Geography

In 2006, British Columbia's Francophone community included 70,410 people with French as their first spoken official language. These Francophones represent 1.7 percent of the total population of the province.

Francophones are found in every part of British Columbia. By far the greatest number are concentrated in the Vancouver Census Metropolitan Area (54 percent of British Columbia's Francophones). Over 38,000 of them are spread across the various municipalities that make up the metropolitan area, including Vancouver, Surrey, Burnaby, North Vancouver, West Vancouver and Coquitlam (which includes Maillardville). Another concentration is found in the different communities of the Greater Victoria area, where 6,445 residents have French as their first spoken official language - accounting for 9 percent of the province's Francophones. The remaining Francophones in the province are spread throughout the other divisions. There are cultural centres in Kelowna, Prince George, Nanaimo, Powell River, Kamloops, Comox, Campbell River, Kootenay Ouest and Kitimat.
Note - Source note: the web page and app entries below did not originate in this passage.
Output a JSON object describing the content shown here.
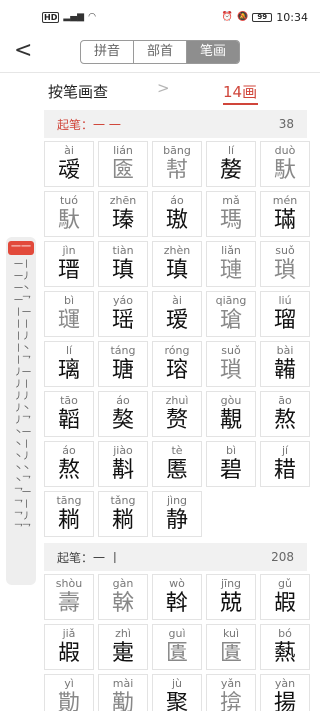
{
  "status": {
    "network": "HD",
    "battery": "99",
    "time": "10:34"
  },
  "header": {
    "back": "<",
    "tabs": [
      "拼音",
      "部首",
      "笔画"
    ],
    "active_tab": 2
  },
  "subbar": {
    "title": "按笔画查",
    "chevron": ">",
    "stroke_count": "14画"
  },
  "index": {
    "active": "一一",
    "strokes": "一丨一丿一丶一乛丨一丨丨丨丿丨丶丨乛丿一丿丨丿丿丿丶丿乛丶一丶丨丶丿丶丶丶乛乛一乛丨乛丿乛乛"
  },
  "sections": [
    {
      "label": "起笔：一 一",
      "count": "38",
      "red": true,
      "chars": [
        {
          "py": "ài",
          "ch": "叆",
          "gray": false
        },
        {
          "py": "lián",
          "ch": "匳",
          "gray": true
        },
        {
          "py": "bāng",
          "ch": "幇",
          "gray": true
        },
        {
          "py": "lí",
          "ch": "嫠",
          "gray": false
        },
        {
          "py": "duò",
          "ch": "馱",
          "gray": true
        },
        {
          "py": "tuó",
          "ch": "馱",
          "gray": true
        },
        {
          "py": "zhēn",
          "ch": "瑧",
          "gray": false
        },
        {
          "py": "áo",
          "ch": "璈",
          "gray": false
        },
        {
          "py": "mǎ",
          "ch": "瑪",
          "gray": true
        },
        {
          "py": "mén",
          "ch": "璊",
          "gray": false
        },
        {
          "py": "jìn",
          "ch": "瑨",
          "gray": false
        },
        {
          "py": "tiàn",
          "ch": "瑱",
          "gray": false
        },
        {
          "py": "zhèn",
          "ch": "瑱",
          "gray": false
        },
        {
          "py": "liǎn",
          "ch": "璉",
          "gray": true
        },
        {
          "py": "suǒ",
          "ch": "瑣",
          "gray": true
        },
        {
          "py": "bì",
          "ch": "璭",
          "gray": true
        },
        {
          "py": "yáo",
          "ch": "瑶",
          "gray": false
        },
        {
          "py": "ài",
          "ch": "瑷",
          "gray": false
        },
        {
          "py": "qiāng",
          "ch": "瑲",
          "gray": true
        },
        {
          "py": "liú",
          "ch": "瑠",
          "gray": false
        },
        {
          "py": "lí",
          "ch": "璃",
          "gray": false
        },
        {
          "py": "táng",
          "ch": "瑭",
          "gray": false
        },
        {
          "py": "róng",
          "ch": "瑢",
          "gray": false
        },
        {
          "py": "suǒ",
          "ch": "瑣",
          "gray": true
        },
        {
          "py": "bài",
          "ch": "韛",
          "gray": false
        },
        {
          "py": "tāo",
          "ch": "韜",
          "gray": false
        },
        {
          "py": "áo",
          "ch": "獒",
          "gray": false
        },
        {
          "py": "zhuì",
          "ch": "赘",
          "gray": false
        },
        {
          "py": "gòu",
          "ch": "覯",
          "gray": false
        },
        {
          "py": "āo",
          "ch": "熬",
          "gray": false
        },
        {
          "py": "áo",
          "ch": "熬",
          "gray": false
        },
        {
          "py": "jiào",
          "ch": "斠",
          "gray": false
        },
        {
          "py": "tè",
          "ch": "慝",
          "gray": false
        },
        {
          "py": "bì",
          "ch": "碧",
          "gray": false
        },
        {
          "py": "jí",
          "ch": "耤",
          "gray": false
        },
        {
          "py": "tāng",
          "ch": "耥",
          "gray": false
        },
        {
          "py": "tǎng",
          "ch": "耥",
          "gray": false
        },
        {
          "py": "jìng",
          "ch": "静",
          "gray": false
        }
      ]
    },
    {
      "label": "起笔：一 丨",
      "count": "208",
      "red": false,
      "chars": [
        {
          "py": "shòu",
          "ch": "壽",
          "gray": true
        },
        {
          "py": "gàn",
          "ch": "榦",
          "gray": true
        },
        {
          "py": "wò",
          "ch": "斡",
          "gray": false
        },
        {
          "py": "jīng",
          "ch": "兢",
          "gray": false
        },
        {
          "py": "gǔ",
          "ch": "嘏",
          "gray": false
        },
        {
          "py": "jiǎ",
          "ch": "嘏",
          "gray": false
        },
        {
          "py": "zhì",
          "ch": "疐",
          "gray": false
        },
        {
          "py": "guì",
          "ch": "匱",
          "gray": true
        },
        {
          "py": "kuì",
          "ch": "匱",
          "gray": true
        },
        {
          "py": "bó",
          "ch": "爇",
          "gray": false
        },
        {
          "py": "yì",
          "ch": "勩",
          "gray": true
        },
        {
          "py": "mài",
          "ch": "勱",
          "gray": true
        },
        {
          "py": "jù",
          "ch": "聚",
          "gray": false
        },
        {
          "py": "yǎn",
          "ch": "揜",
          "gray": true
        },
        {
          "py": "yàn",
          "ch": "揚",
          "gray": false
        }
      ]
    }
  ]
}
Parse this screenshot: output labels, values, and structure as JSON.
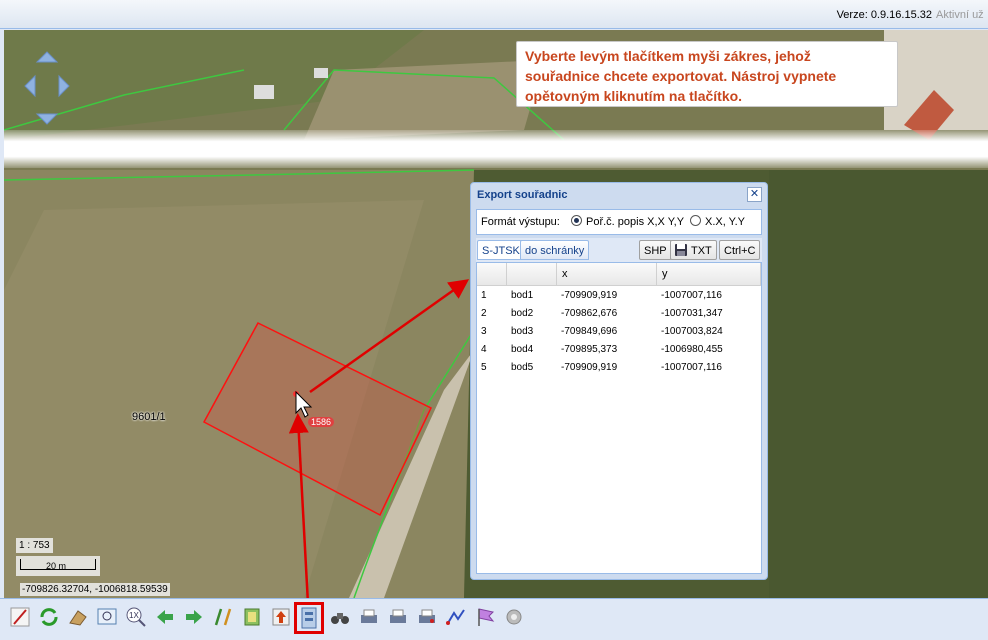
{
  "header": {
    "version": "Verze: 0.9.16.15.32",
    "user": "Aktivní už"
  },
  "tip": {
    "text": "Vyberte levým tlačítkem myši zákres, jehož souřadnice chcete exportovat. Nástroj vypnete opětovným kliknutím na tlačítko."
  },
  "map": {
    "parcel_label": "9601/1",
    "point_label": "1586",
    "scale_text": "1 : 753",
    "scale_bar_label": "20 m",
    "coords": "-709826.32704, -1006818.59539"
  },
  "dialog": {
    "title": "Export souřadnic",
    "format_label": "Formát výstupu:",
    "format_option_1": "Poř.č. popis X,X Y,Y",
    "format_option_2": "X.X, Y.Y",
    "tab_sjtsk": "S-JTSK",
    "tab_clipboard": "do schránky",
    "btn_shp": "SHP",
    "btn_txt": "TXT",
    "btn_copy": "Ctrl+C",
    "columns": [
      "",
      "",
      "x",
      "y"
    ],
    "rows": [
      {
        "n": "1",
        "name": "bod1",
        "x": "-709909,919",
        "y": "-1007007,116"
      },
      {
        "n": "2",
        "name": "bod2",
        "x": "-709862,676",
        "y": "-1007031,347"
      },
      {
        "n": "3",
        "name": "bod3",
        "x": "-709849,696",
        "y": "-1007003,824"
      },
      {
        "n": "4",
        "name": "bod4",
        "x": "-709895,373",
        "y": "-1006980,455"
      },
      {
        "n": "5",
        "name": "bod5",
        "x": "-709909,919",
        "y": "-1007007,116"
      }
    ]
  },
  "toolbar": {
    "icons": [
      "draw-icon",
      "refresh-icon",
      "clear-icon",
      "zoom-window-icon",
      "zoom-1x-icon",
      "back-icon",
      "forward-icon",
      "measure-icon",
      "layers-icon",
      "import-icon",
      "export-coords-icon",
      "binoculars-icon",
      "print-icon",
      "print-area-icon",
      "print-map-icon",
      "route-icon",
      "flag-icon",
      "settings-icon"
    ]
  }
}
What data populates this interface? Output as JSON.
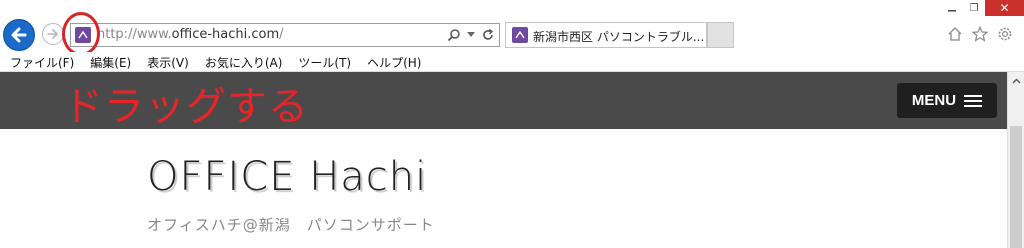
{
  "window": {
    "minimize_icon": "minimize-icon",
    "restore_glyph": "❐",
    "close_glyph": "✕"
  },
  "navigation": {
    "back_icon": "back-arrow-icon",
    "forward_icon": "forward-arrow-icon",
    "address": {
      "url_prefix": "http://www.",
      "url_domain": "office-hachi.com",
      "url_suffix": "/"
    },
    "search_icon": "search-icon",
    "refresh_icon": "refresh-icon"
  },
  "tab": {
    "title": "新潟市西区 パソコントラブル..."
  },
  "toolbar_icons": [
    "home-icon",
    "favorites-star-icon",
    "settings-gear-icon"
  ],
  "menu": [
    {
      "label": "ファイル(F)"
    },
    {
      "label": "編集(E)"
    },
    {
      "label": "表示(V)"
    },
    {
      "label": "お気に入り(A)"
    },
    {
      "label": "ツール(T)"
    },
    {
      "label": "ヘルプ(H)"
    }
  ],
  "annotation": {
    "drag_text": "ドラッグする",
    "color": "#e8242b"
  },
  "site": {
    "menu_button_label": "MENU",
    "title": "OFFICE Hachi",
    "subtitle": "オフィスハチ@新潟　パソコンサポート"
  },
  "colors": {
    "header_bg": "#4a4a4a",
    "back_button": "#1b6ac9",
    "favicon": "#6e4a9e",
    "close_button": "#c9302c"
  }
}
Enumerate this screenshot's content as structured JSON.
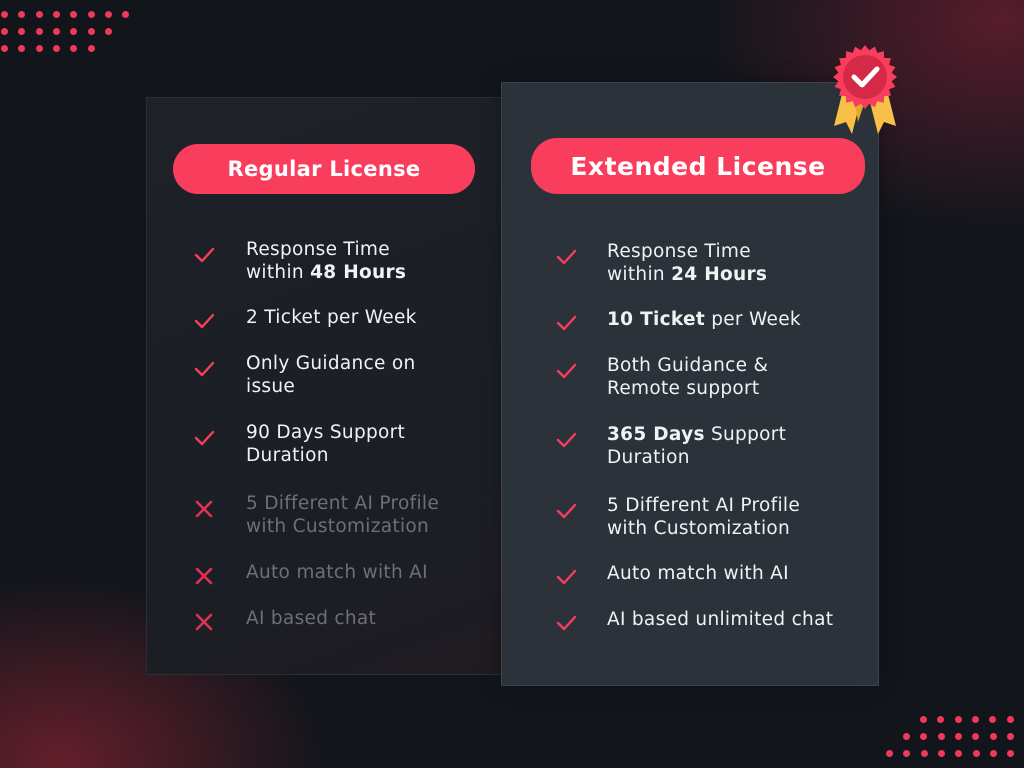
{
  "colors": {
    "accent": "#f93d5c",
    "background": "#12161b",
    "card_regular": "#1e2228",
    "card_extended": "#2c323a",
    "ribbon": "#f8c047",
    "muted_text": "#6d7077"
  },
  "regular": {
    "title": "Regular License",
    "features": [
      {
        "icon": "check-icon",
        "included": true,
        "parts": [
          [
            "Response Time",
            false
          ],
          [
            "\n",
            false
          ],
          [
            "within ",
            false
          ],
          [
            "48 Hours",
            true
          ]
        ]
      },
      {
        "icon": "check-icon",
        "included": true,
        "parts": [
          [
            "2 Ticket per Week",
            false
          ]
        ]
      },
      {
        "icon": "check-icon",
        "included": true,
        "parts": [
          [
            "Only Guidance on",
            false
          ],
          [
            "\n",
            false
          ],
          [
            "issue",
            false
          ]
        ]
      },
      {
        "icon": "check-icon",
        "included": true,
        "parts": [
          [
            "90 Days Support",
            false
          ],
          [
            "\n",
            false
          ],
          [
            "Duration",
            false
          ]
        ]
      },
      {
        "icon": "cross-icon",
        "included": false,
        "parts": [
          [
            "5 Different AI Profile",
            false
          ],
          [
            "\n",
            false
          ],
          [
            "with Customization",
            false
          ]
        ]
      },
      {
        "icon": "cross-icon",
        "included": false,
        "parts": [
          [
            "Auto match with AI",
            false
          ]
        ]
      },
      {
        "icon": "cross-icon",
        "included": false,
        "parts": [
          [
            "AI based chat",
            false
          ]
        ]
      }
    ]
  },
  "extended": {
    "title": "Extended License",
    "badge_icon": "award-ribbon-check-icon",
    "features": [
      {
        "icon": "check-icon",
        "included": true,
        "parts": [
          [
            "Response Time",
            false
          ],
          [
            "\n",
            false
          ],
          [
            "within ",
            false
          ],
          [
            "24 Hours",
            true
          ]
        ]
      },
      {
        "icon": "check-icon",
        "included": true,
        "parts": [
          [
            "10 Ticket",
            true
          ],
          [
            " per Week",
            false
          ]
        ]
      },
      {
        "icon": "check-icon",
        "included": true,
        "parts": [
          [
            "Both Guidance &",
            false
          ],
          [
            "\n",
            false
          ],
          [
            "Remote support",
            false
          ]
        ]
      },
      {
        "icon": "check-icon",
        "included": true,
        "parts": [
          [
            "365 Days",
            true
          ],
          [
            " Support",
            false
          ],
          [
            "\n",
            false
          ],
          [
            "Duration",
            false
          ]
        ]
      },
      {
        "icon": "check-icon",
        "included": true,
        "parts": [
          [
            "5 Different AI Profile",
            false
          ],
          [
            "\n",
            false
          ],
          [
            "with Customization",
            false
          ]
        ]
      },
      {
        "icon": "check-icon",
        "included": true,
        "parts": [
          [
            "Auto match with AI",
            false
          ]
        ]
      },
      {
        "icon": "check-icon",
        "included": true,
        "parts": [
          [
            "AI based unlimited chat",
            false
          ]
        ]
      }
    ]
  }
}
The urban area of Abbotsford also attracts many Francophones and accounts for 3 percent of the French-speaking population of the province.

Nowhere in British Columbia do Francophones constitute a significant percentage of the population. They represent only a very small minority in the Vancouver and Victoria metropolitan areas - respectively 1.8 and 2 percent. Their numbers are just as small in other localities; in the part of Coquitlam where the old village of Maillardville was located, they now account for only 2.3 percent of the population. The city of Surrey has the highest concentration of Francophones (5,365).